Fuller would stand in front of the audience and just talk, for hours and hours. Jacobs had other classes, so he’d listen to Bucky for a while, run to a class or to dinner, come back and find Bucky was still talking. Jacobs bought a few of Bucky’s books, and he was hooked. “It was like diving down the rabbit hole at that time of my life. I got really immersed and it had a big impact on me. Of all the thinkers I’ve explored, Fuller is the most comprehensive and one of the few people of the 20th century who stands like a Renaissance man.”
In the mid-90s, Jacobs staged a Bucky centennial tribute and conceived the idea for a dynamic one-man show about him, perhaps to perform himself. He received the family’s blessing, Campbell was in San Diego orbit, and that’s how it began.
After Campbell did 600 performances or so of R. Buckminster Fuller: The History (and Mystery) of the Universe, the show closed for a time. Since then, there have been seven other Bucky portrayers, including Jacobs, who admits it took him a month to memorize the text, and he spent the entire time cursing the writer. Campbell, who had not performed Bucky for four or five years, returned to the show in January 2014 at San Jose Repertory Theatre. He admits having to memorize it anew each time he’s done it.
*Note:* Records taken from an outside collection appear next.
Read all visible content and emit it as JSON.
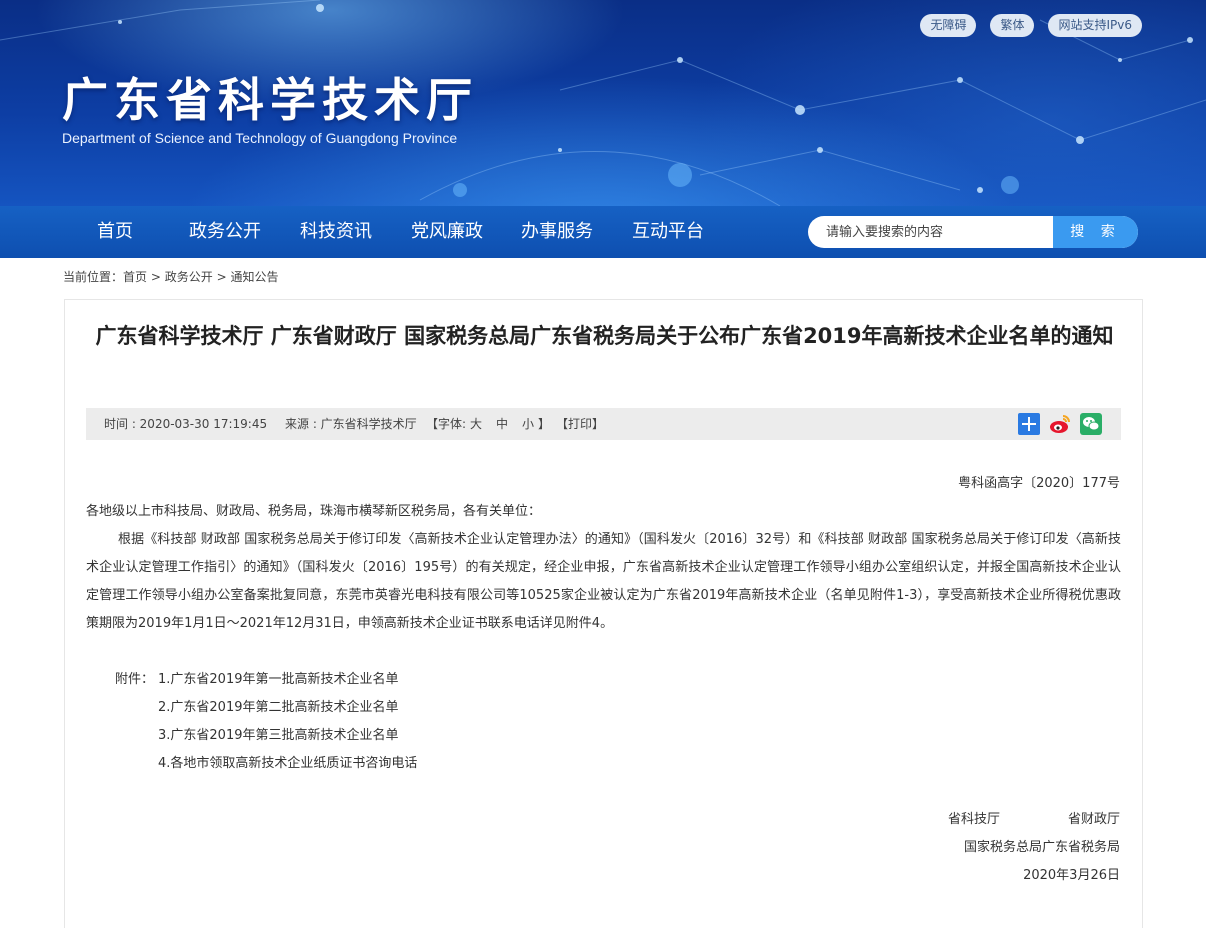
{
  "header": {
    "site_title": "广东省科学技术厅",
    "site_subtitle": "Department of Science and Technology of Guangdong Province",
    "top_links": [
      "无障碍",
      "繁体",
      "网站支持IPv6"
    ]
  },
  "nav": {
    "items": [
      "首页",
      "政务公开",
      "科技资讯",
      "党风廉政",
      "办事服务",
      "互动平台"
    ],
    "search_placeholder": "请输入要搜索的内容",
    "search_button": "搜 索"
  },
  "breadcrumb": {
    "prefix": "当前位置：",
    "items": [
      "首页",
      "政务公开",
      "通知公告"
    ],
    "separator": ">"
  },
  "article": {
    "title": "广东省科学技术厅 广东省财政厅 国家税务总局广东省税务局关于公布广东省2019年高新技术企业名单的通知",
    "meta": {
      "time": "时间 : 2020-03-30 17:19:45",
      "source": "来源 : 广东省科学技术厅",
      "font_open": "【字体:",
      "font_large": "大",
      "font_medium": "中",
      "font_small": "小",
      "font_close": "】",
      "print": "【打印】"
    },
    "share_icons": [
      "plus-share-icon",
      "weibo-icon",
      "wechat-icon"
    ],
    "colors": {
      "accent": "#1661c4",
      "weibo": "#e6162d",
      "wechat": "#2aae67",
      "share": "#2a7ae2"
    },
    "doc_number": "粤科函高字〔2020〕177号",
    "addressee": "各地级以上市科技局、财政局、税务局，珠海市横琴新区税务局，各有关单位：",
    "body": "根据《科技部 财政部 国家税务总局关于修订印发〈高新技术企业认定管理办法〉的通知》（国科发火〔2016〕32号）和《科技部 财政部 国家税务总局关于修订印发〈高新技术企业认定管理工作指引〉的通知》（国科发火〔2016〕195号）的有关规定，经企业申报，广东省高新技术企业认定管理工作领导小组办公室组织认定，并报全国高新技术企业认定管理工作领导小组办公室备案批复同意，东莞市英睿光电科技有限公司等10525家企业被认定为广东省2019年高新技术企业（名单见附件1-3），享受高新技术企业所得税优惠政策期限为2019年1月1日～2021年12月31日，申领高新技术企业证书联系电话详见附件4。",
    "attachments_label": "附件：",
    "attachments": [
      "1.广东省2019年第一批高新技术企业名单",
      "2.广东省2019年第二批高新技术企业名单",
      "3.广东省2019年第三批高新技术企业名单",
      "4.各地市领取高新技术企业纸质证书咨询电话"
    ],
    "signatures": {
      "sig1": "省科技厅",
      "sig2": "省财政厅",
      "sig3": "国家税务总局广东省税务局",
      "date": "2020年3月26日"
    }
  }
}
“Ron came back with a kind of sword-like focus,” says Jacobs, who lives in the Los Angeles area and heads a theater company called Teatro Arroyo. “He’s in better shape than when he originally did it 10 years younger.”
When first interviewed by this journalist in 2000, Campbell chased her down in the Horton Plaza parking garage, insisting, “You’ve got to see this!” She followed him to the back of his SUV, from which he extracted something that looked much like a Tinker Toy with joints made of marshmallows. He proceeded to demonstrate, a la Fuller, the integrity of the triangle.
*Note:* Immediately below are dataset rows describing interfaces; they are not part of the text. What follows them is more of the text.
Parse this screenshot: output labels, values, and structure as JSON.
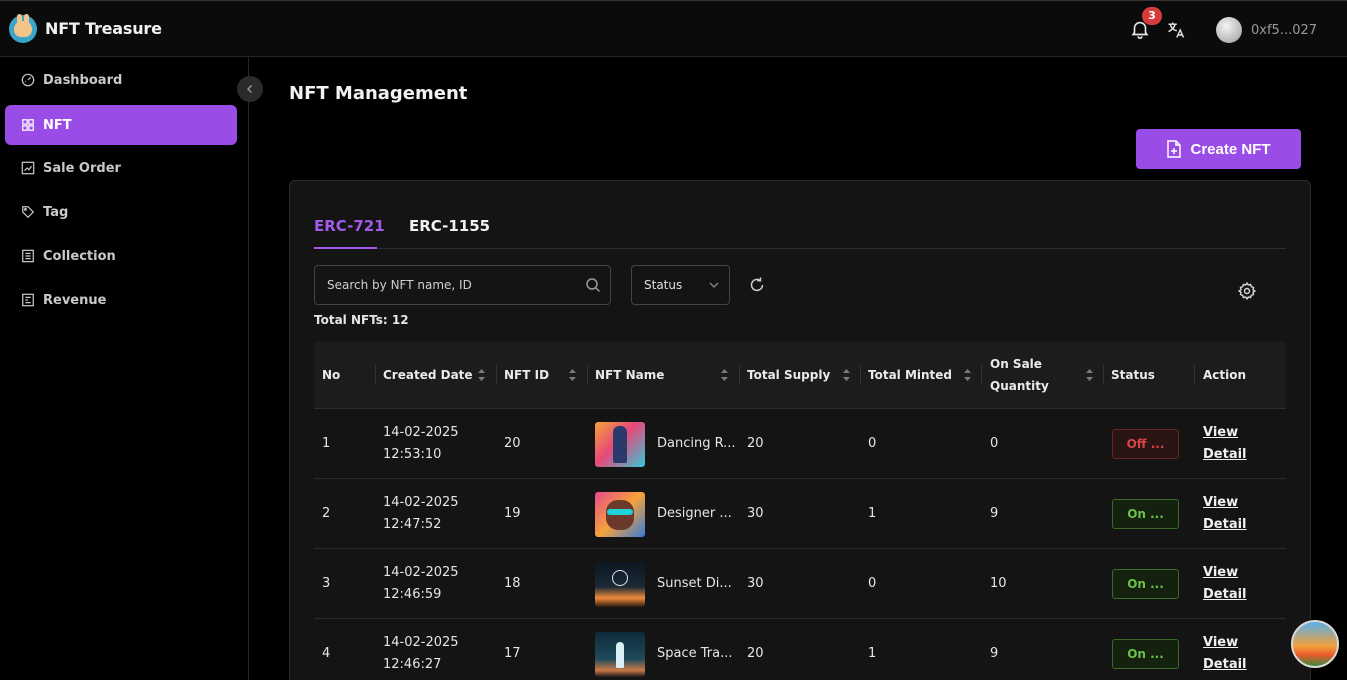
{
  "app": {
    "name": "NFT Treasure"
  },
  "header": {
    "notification_count": "3",
    "wallet": "0xf5...027"
  },
  "sidebar": {
    "items": [
      {
        "label": "Dashboard",
        "icon": "dashboard-icon",
        "active": false
      },
      {
        "label": "NFT",
        "icon": "grid-icon",
        "active": true
      },
      {
        "label": "Sale Order",
        "icon": "chart-icon",
        "active": false
      },
      {
        "label": "Tag",
        "icon": "tag-icon",
        "active": false
      },
      {
        "label": "Collection",
        "icon": "list-icon",
        "active": false
      },
      {
        "label": "Revenue",
        "icon": "revenue-icon",
        "active": false
      }
    ]
  },
  "main": {
    "title": "NFT Management",
    "create_label": "Create NFT",
    "tabs": [
      "ERC-721",
      "ERC-1155"
    ],
    "search_placeholder": "Search by NFT name, ID",
    "status_placeholder": "Status",
    "total_label": "Total NFTs:",
    "total_value": "12"
  },
  "table": {
    "columns": [
      "No",
      "Created Date",
      "NFT ID",
      "NFT Name",
      "Total Supply",
      "Total Minted",
      "On Sale Quantity",
      "Status",
      "Action"
    ],
    "rows": [
      {
        "no": "1",
        "date": "14-02-2025",
        "time": "12:53:10",
        "id": "20",
        "name": "Dancing R...",
        "supply": "20",
        "minted": "0",
        "on_sale": "0",
        "status": "Off ...",
        "status_type": "off",
        "action": "View Detail"
      },
      {
        "no": "2",
        "date": "14-02-2025",
        "time": "12:47:52",
        "id": "19",
        "name": "Designer ...",
        "supply": "30",
        "minted": "1",
        "on_sale": "9",
        "status": "On ...",
        "status_type": "on",
        "action": "View Detail"
      },
      {
        "no": "3",
        "date": "14-02-2025",
        "time": "12:46:59",
        "id": "18",
        "name": "Sunset Di...",
        "supply": "30",
        "minted": "0",
        "on_sale": "10",
        "status": "On ...",
        "status_type": "on",
        "action": "View Detail"
      },
      {
        "no": "4",
        "date": "14-02-2025",
        "time": "12:46:27",
        "id": "17",
        "name": "Space Tra...",
        "supply": "20",
        "minted": "1",
        "on_sale": "9",
        "status": "On ...",
        "status_type": "on",
        "action": "View Detail"
      }
    ]
  },
  "colors": {
    "accent": "#9a4de6",
    "off": "#d64545",
    "on": "#6cc04a"
  }
}
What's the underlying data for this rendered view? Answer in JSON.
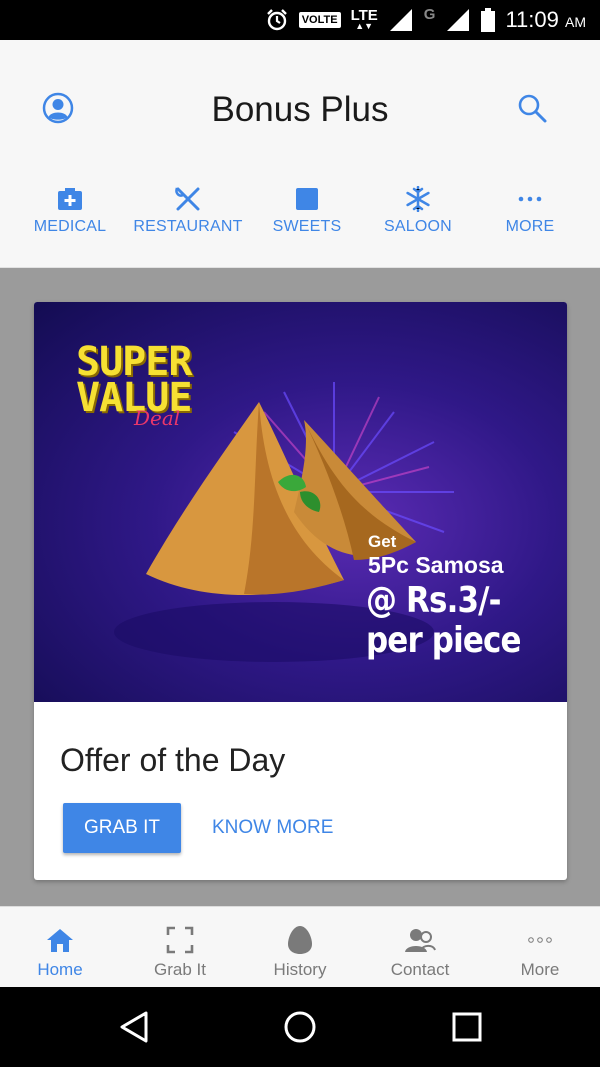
{
  "status_bar": {
    "volte": "VOLTE",
    "lte": "LTE",
    "g": "G",
    "time": "11:09",
    "ampm": "AM",
    "icons": [
      "alarm-icon",
      "signal-icon",
      "battery-icon"
    ]
  },
  "header": {
    "title": "Bonus Plus",
    "icons": [
      "profile-icon",
      "search-icon"
    ]
  },
  "categories": [
    {
      "label": "MEDICAL",
      "icon": "medical-kit-icon"
    },
    {
      "label": "RESTAURANT",
      "icon": "fork-knife-icon"
    },
    {
      "label": "SWEETS",
      "icon": "square-icon"
    },
    {
      "label": "SALOON",
      "icon": "snowflake-icon"
    },
    {
      "label": "MORE",
      "icon": "more-dots-icon"
    }
  ],
  "offer_card": {
    "banner": {
      "headline_line1": "SUPER",
      "headline_line2": "VALUE",
      "headline_script": "Deal",
      "get": "Get",
      "quantity": "5Pc Samosa",
      "price": "@ Rs.3/-",
      "per": "per piece"
    },
    "title": "Offer of the Day",
    "primary_button": "GRAB IT",
    "secondary_button": "KNOW MORE"
  },
  "bottom_nav": [
    {
      "label": "Home",
      "icon": "home-icon",
      "active": true
    },
    {
      "label": "Grab It",
      "icon": "scan-frame-icon",
      "active": false
    },
    {
      "label": "History",
      "icon": "egg-icon",
      "active": false
    },
    {
      "label": "Contact",
      "icon": "contacts-icon",
      "active": false
    },
    {
      "label": "More",
      "icon": "more-dots-icon",
      "active": false
    }
  ],
  "colors": {
    "accent": "#3f86e6",
    "inactive": "#7a7a7a",
    "banner_bg": "#2f1887",
    "headline": "#f6e033"
  }
}
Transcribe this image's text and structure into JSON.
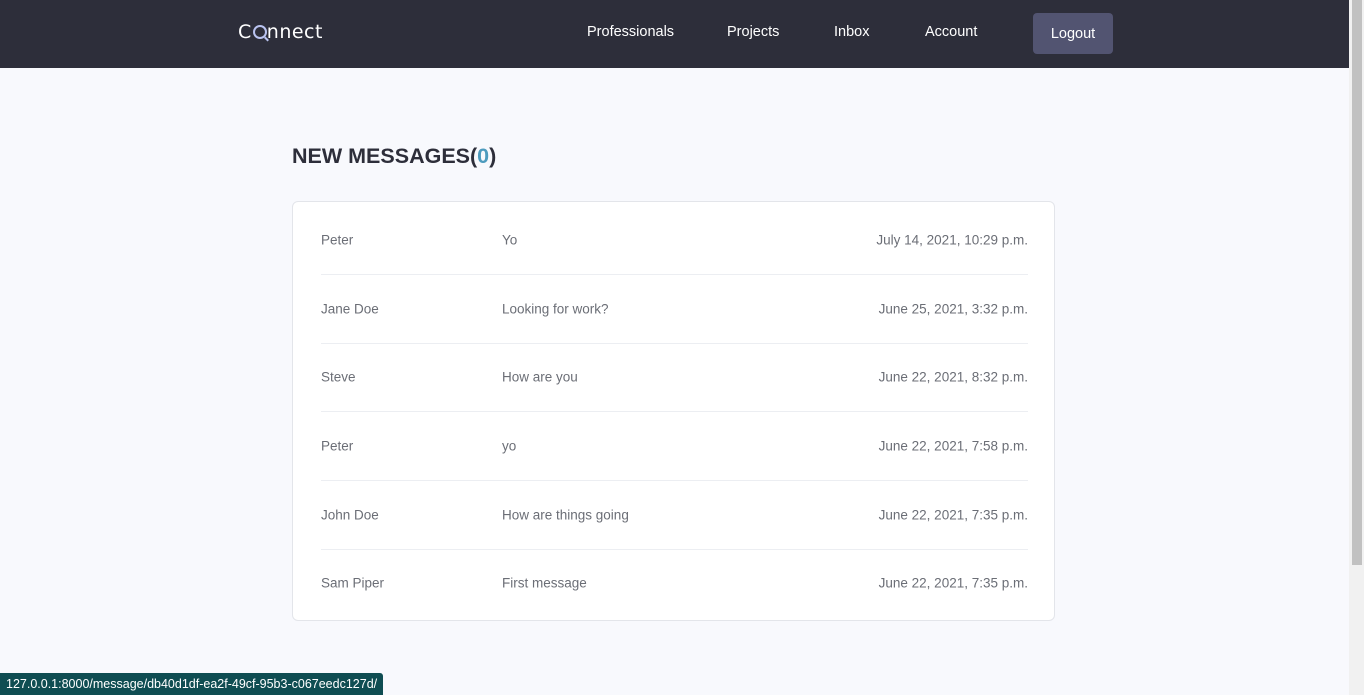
{
  "navbar": {
    "logo_prefix": "C",
    "logo_suffix": "nnect",
    "links": [
      "Professionals",
      "Projects",
      "Inbox",
      "Account"
    ],
    "logout_label": "Logout"
  },
  "inbox": {
    "heading_label": "NEW MESSAGES",
    "open_paren": "(",
    "new_count": "0",
    "close_paren": ")",
    "messages": [
      {
        "sender": "Peter",
        "subject": "Yo",
        "date": "July 14, 2021, 10:29 p.m."
      },
      {
        "sender": "Jane Doe",
        "subject": "Looking for work?",
        "date": "June 25, 2021, 3:32 p.m."
      },
      {
        "sender": "Steve",
        "subject": "How are you",
        "date": "June 22, 2021, 8:32 p.m."
      },
      {
        "sender": "Peter",
        "subject": "yo",
        "date": "June 22, 2021, 7:58 p.m."
      },
      {
        "sender": "John Doe",
        "subject": "How are things going",
        "date": "June 22, 2021, 7:35 p.m."
      },
      {
        "sender": "Sam Piper",
        "subject": "First message",
        "date": "June 22, 2021, 7:35 p.m."
      }
    ]
  },
  "status_bar": {
    "url": "127.0.0.1:8000/message/db40d1df-ea2f-49cf-95b3-c067eedc127d/"
  },
  "colors": {
    "navbar_bg": "#2d2e3a",
    "logout_bg": "#525471",
    "accent_count": "#4d9bbe",
    "page_bg": "#f8f9fd"
  }
}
Campbell received a 2007 resident actor William & Eva Fox and Theatre Communications Group Grant for distinguished achievement. The grant took him all over the world and specifically to the National Theatre of Greece at the Theatre of Epidaurus where he performed the Shepherd in Oedipus. “The emphasis was on mask,” he says. “I’ve been doing a lot of that work—physical work, really—ever since Bucky.”
His last Kooza was in Paris on New Year’s Eve in 2013. Then he returned to the Bay Area, to live and work in a warehouse he bought while touring in Russia. Since remodeled, it’s called Soar Fest Studio and there he teaches a weekly three-hour “Actors’ Jam” and lives with his wife, floral designer Momoko Shimokado.
When we spoke again in mid-January 2016, Campbell was in Seattle playing Cecil B. DeGrille in Teatro ZinZanni’s circus show, Hollywood Nights. Lest you worry he’s only clowning, his other recent credits were Peter and the Starcatcher, an adaptation of Don Quixote (Bay Area Theatre Critics Award) at Marin Shakespeare Festival, Sherlock Holmes in a three-person Hound of the Baskervilles, and Alfie in Berkeley Repertory’s production of One Man, Two Guvnors.
He’s very proud of the Don Quixote adaptation (not based on Man of La Mancha but on the books, he emphasizes), which they did with seven actors, 50 masks and 50 characters. “The idea was, the larger the role, the smaller the mask,” he says. “The only ones that didn’t trade characters were me and the guy who played Sancho.” His mask was just the nose and cheekbones. “It’s a great role,” he says, “just like Bucky.”
Has his Bucky changed with age? “I think so. I’ve never looked exactly like Bucky. I try to take on his physicality and his posture, the qualities and the rhythms of his language, but I’m taller and perhaps thinner than he was.
“Playing Bucky is a mountain to climb each night, and I feel that at this age I climb it differently than when I was in my 20s. I feel more physically open to the audience, more physically adept (I’ve had a lot of training since I last did it). Now I’m kind of the same age that Bucky was in his prime.”
And it seems that Bucky is more than ever in his prime.